** About this task **
The response must reproduce exactly every line of the material below holding the word "your".

** Data to process follows **

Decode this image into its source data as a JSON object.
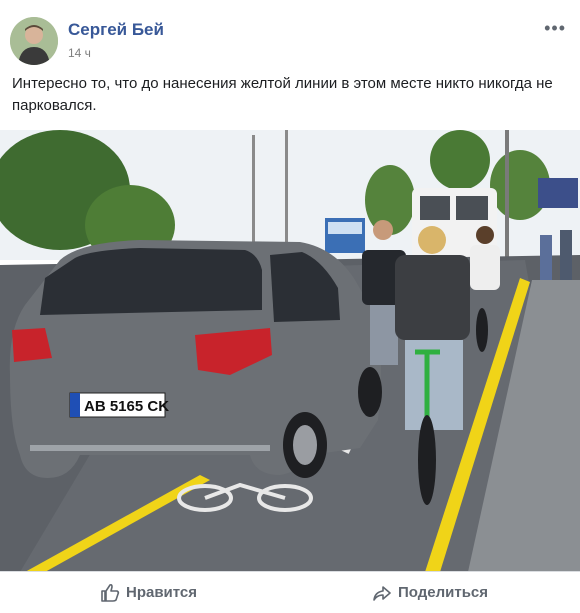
{
  "post": {
    "author": "Сергей Бей",
    "time": "14 ч",
    "more": "•••",
    "text": "Интересно то, что до нанесения желтой линии в этом месте никто никогда не парковался."
  },
  "photo": {
    "plate": "AB 5165 CK",
    "sign_text": ""
  },
  "actions": {
    "like_label": "Нравится",
    "share_label": "Поделиться"
  },
  "icons": {
    "like": "thumbs-up-icon",
    "share": "share-arrow-icon"
  },
  "colors": {
    "author": "#385898",
    "action_text": "#606770",
    "car": "#6c7075",
    "lane_line": "#f0d418",
    "bike": "#2fb040"
  }
}
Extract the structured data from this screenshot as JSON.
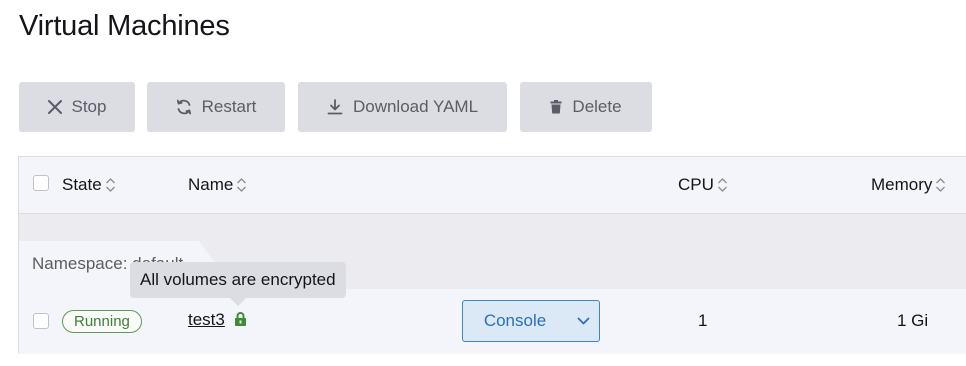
{
  "page": {
    "title": "Virtual Machines"
  },
  "toolbar": {
    "stop_label": "Stop",
    "restart_label": "Restart",
    "download_yaml_label": "Download YAML",
    "delete_label": "Delete"
  },
  "table": {
    "columns": [
      {
        "label": "State",
        "sortable": true
      },
      {
        "label": "Name",
        "sortable": true
      },
      {
        "label": "CPU",
        "sortable": true
      },
      {
        "label": "Memory",
        "sortable": true
      }
    ],
    "group": {
      "label": "Namespace: default"
    },
    "rows": [
      {
        "state": "Running",
        "name": "test3",
        "console_label": "Console",
        "cpu": "1",
        "memory": "1 Gi",
        "encrypted": true
      }
    ]
  },
  "tooltip": {
    "text": "All volumes are encrypted"
  },
  "colors": {
    "running_badge": "#3e7d38",
    "console_accent": "#2c6fb7",
    "lock_icon": "#3e8a3a",
    "button_bg": "#dcdde2"
  }
}
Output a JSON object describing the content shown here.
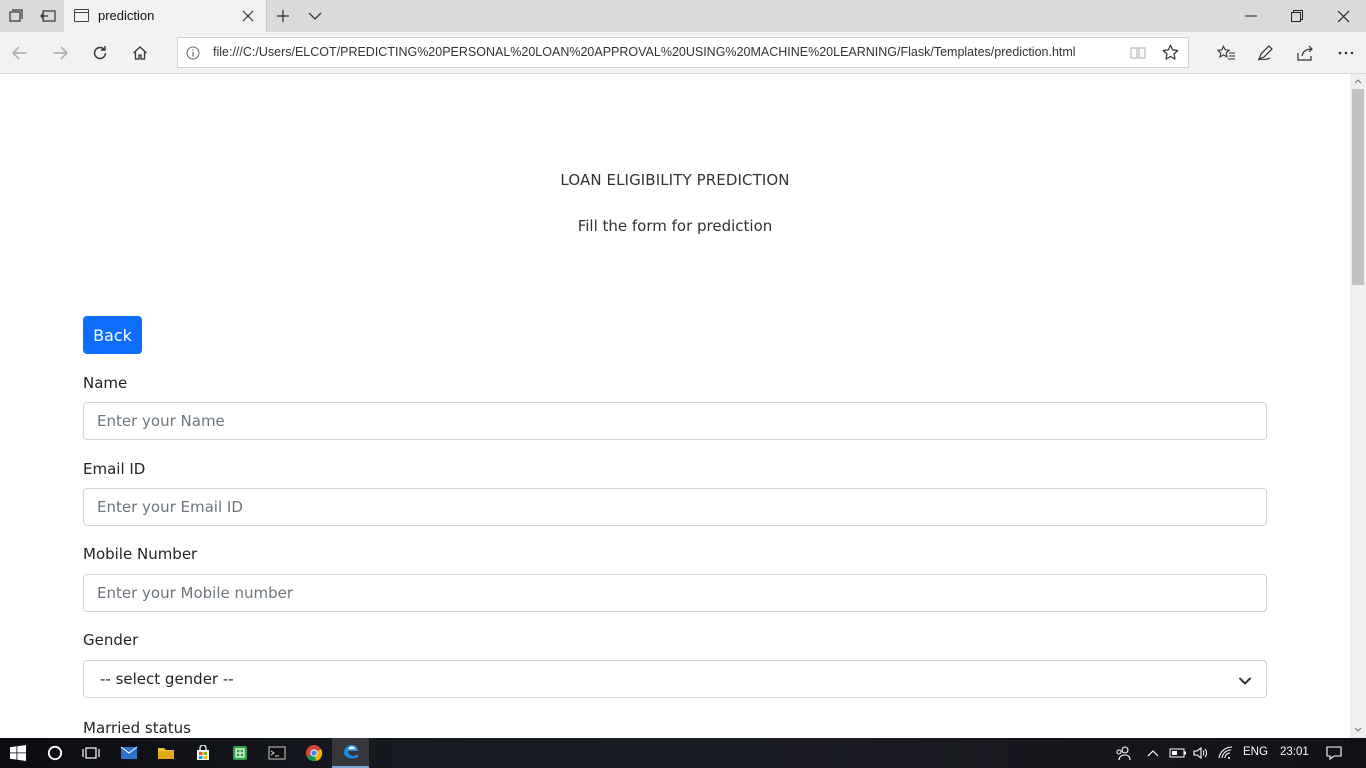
{
  "browser": {
    "tab_title": "prediction",
    "url": "file:///C:/Users/ELCOT/PREDICTING%20PERSONAL%20LOAN%20APPROVAL%20USING%20MACHINE%20LEARNING/Flask/Templates/prediction.html"
  },
  "page": {
    "heading": "LOAN ELIGIBILITY PREDICTION",
    "subheading": "Fill the form for prediction",
    "back_label": "Back",
    "fields": [
      {
        "label": "Name",
        "placeholder": "Enter your Name"
      },
      {
        "label": "Email ID",
        "placeholder": "Enter your Email ID"
      },
      {
        "label": "Mobile Number",
        "placeholder": "Enter your Mobile number"
      }
    ],
    "gender": {
      "label": "Gender",
      "selected": "-- select gender --"
    },
    "married": {
      "label": "Married status"
    },
    "accent_color": "#0d6efd"
  },
  "taskbar": {
    "language": "ENG",
    "time": "23:01"
  }
}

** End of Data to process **

** Exercise answer **
        "placeholder": "Enter your Name"
        "placeholder": "Enter your Email ID"
        "placeholder": "Enter your Mobile number"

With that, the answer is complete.